When Should You Refinance A VA Loan?

Thomas Short
Military VA Loan contributor

Refinancing can be an excellent way to save money on monthly payments.

That being said, not everybody should refinance – at least not yet.

Figuring if and when you should refinance is difficult. There are a ton of factors at play, and you can always end up wishing you had waited longer or refinanced earlier. There’s also the very real possibility that you regret refinancing in general.

So, when should you refinance, and how do you find out if you should refinance at all? Because every situation is different, the best thing to do is analyze the pros and cons, as well as the different options available.

Check your VA refinance eligibility. Start here (May 29th, 2024)

What are the benefits of refinancing?

For most people looking to refinance, the biggest benefit would be saving money on monthly payments.

There are a few ways that you can save through a refinance. First, you can get a lower mortgage rate, and that can lead to lower payments on your mortgage. Second, if you are currently paying MIP or PMI, you could get it canceled by refinancing with a VA refinance.

Because VA loans don’t have any type of monthly premium for insurance, refinancing from a different mortgage type – such as FHA or conventional – to a VA refinance often makes sense. This isn’t available with every VA refinance, though.

What are the drawbacks of refinancing?

The biggest drawback to refinancing is that there are additional closing costs. Depending on how much you’re saving on monthly payments, this can balance out in the long run. However, some people find that the closing cost of getting a refinance is a payment they’d like to avoid.

How soon can you refinance a VA loan?

There aren’t many rules about how long you have to wait to refinance a mortgage. In some cases, veterans have refinanced their mortgage just a few months after buying their home.

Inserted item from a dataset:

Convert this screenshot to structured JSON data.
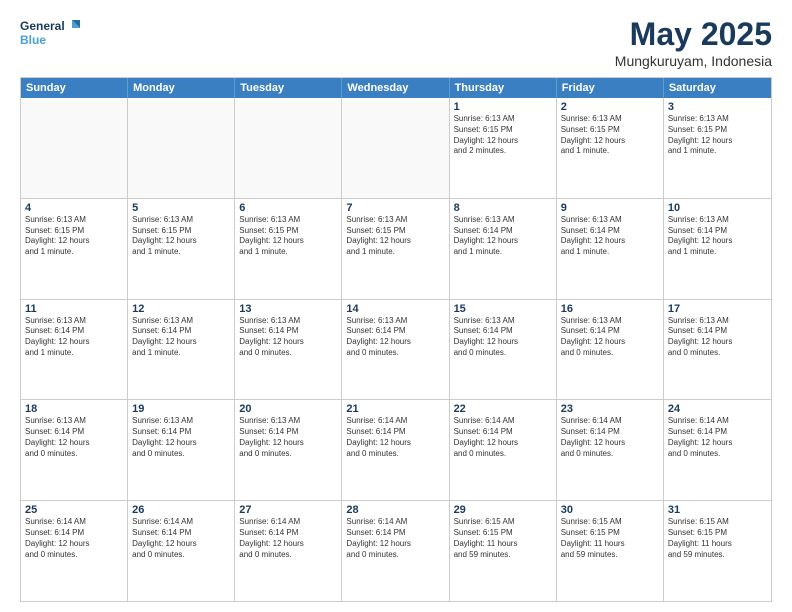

While you can refinance after a short period of time, there are usually more drawbacks than benefits. For one, mortgage rates hardly change month over month, so the savings could be small. Also, that would mean paying closing costs multiple times in less than a year.

But if a homeowner finds a way to increase their credit quickly, then a newer, lower mortgage payment could be beneficial.

Do you get a lower mortgage rate with a VA refinance?

This question depends on the type of refinance you get. For the VA streamline refinance (also known as an Interest Rate Reduction Loan (IRRRL)), a requirement is that your new mortgage rate is lower than your previous rate.

Not all refinances require a lower mortgage rate though, and some homeowners find that there are still benefits to refinancing.

Check your VA mortgage rates. Start here (May 29th, 2024)

What types of refinance options are there?

There are tons of refinance options available, but anyone who is VA-eligible will probably want to stick to one of the two VA products: the VA streamline refinance or the VA cash-out refinance.

The VA streamline refinance will require a lower mortgage rate, and that means lower monthly payments for the remainder of the loan. But you can only get a VA streamline refinance if you currently have a VA loan product.

The VA cash-out refinance doesn’t require a lower mortgage rate, and you can take out cash once the loan closes. The only limit to the amount of cash you can take out is determined by your current equity in your home.

Another benefit of the VA cash-out refinance is that you can refinance any type of mortgage, including FHA and conventional. This is particularly helpful when you don’t have enough equity to refinance with your current mortgage type.

Should I refinance?

Whether you refinance or not is a big question to ask, and unfortunately, there’s no universal answer.

The best way to determine whether you should refinance or not is to consider your financial goals, both short and long-term. In the short term, you could end up having to pay more with an IRRRL, but it would mean lower monthly payments for the remainder of the mortgage. At the same time, a cash-out refinance would mean more money in the short term, but it also could extend the length and cost of your mortgage.

There’s also the option of waiting to refinance. Maybe you’re expecting some money to come in sometime in the next year, or you’ve been working to increase your credit score. Both of these could play a role in determining whether you should refinance or not.

Also, current refinance rates will play a big role in determining how much you would pay each month if you were to refinance.

Deciding which option – if either – is best for your situation is something that you need to decide.

Check your VA refinance eligibility. Start here (May 29th, 2024)